▶ **Required work**
Set down the data again in full, keeping every line exactly as it is.

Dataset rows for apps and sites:
= = = =
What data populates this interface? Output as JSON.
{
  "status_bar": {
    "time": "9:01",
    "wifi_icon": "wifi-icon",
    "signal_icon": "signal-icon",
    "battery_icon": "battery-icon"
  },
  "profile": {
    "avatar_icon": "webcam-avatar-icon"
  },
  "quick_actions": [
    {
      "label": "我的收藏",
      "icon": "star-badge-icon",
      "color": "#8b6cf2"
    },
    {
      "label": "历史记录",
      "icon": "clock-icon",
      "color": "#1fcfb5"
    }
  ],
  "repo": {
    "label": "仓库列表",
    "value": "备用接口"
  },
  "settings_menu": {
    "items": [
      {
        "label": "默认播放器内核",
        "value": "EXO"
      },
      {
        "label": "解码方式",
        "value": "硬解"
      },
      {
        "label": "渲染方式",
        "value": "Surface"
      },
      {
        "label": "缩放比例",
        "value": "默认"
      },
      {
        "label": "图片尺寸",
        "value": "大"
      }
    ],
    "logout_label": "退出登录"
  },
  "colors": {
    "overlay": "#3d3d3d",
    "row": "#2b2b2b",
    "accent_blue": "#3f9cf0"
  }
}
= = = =
▶ **Task response**
What data populates this interface? Output as JSON.
{
  "status_bar": {
    "time": "9:01",
    "wifi_icon": "wifi-icon",
    "signal_icon": "signal-icon",
    "battery_icon": "battery-icon"
  },
  "profile": {
    "avatar_icon": "webcam-avatar-icon"
  },
  "quick_actions": [
    {
      "label": "我的收藏",
      "icon": "star-badge-icon",
      "color": "#8b6cf2"
    },
    {
      "label": "历史记录",
      "icon": "clock-icon",
      "color": "#1fcfb5"
    }
  ],
  "repo": {
    "label": "仓库列表",
    "value": "备用接口"
  },
  "settings_menu": {
    "items": [
      {
        "label": "默认播放器内核",
        "value": "EXO"
      },
      {
        "label": "解码方式",
        "value": "硬解"
      },
      {
        "label": "渲染方式",
        "value": "Surface"
      },
      {
        "label": "缩放比例",
        "value": "默认"
      },
      {
        "label": "图片尺寸",
        "value": "大"
      }
    ],
    "logout_label": "退出登录"
  },
  "colors": {
    "overlay": "#3d3d3d",
    "row": "#2b2b2b",
    "accent_blue": "#3f9cf0"
  }
}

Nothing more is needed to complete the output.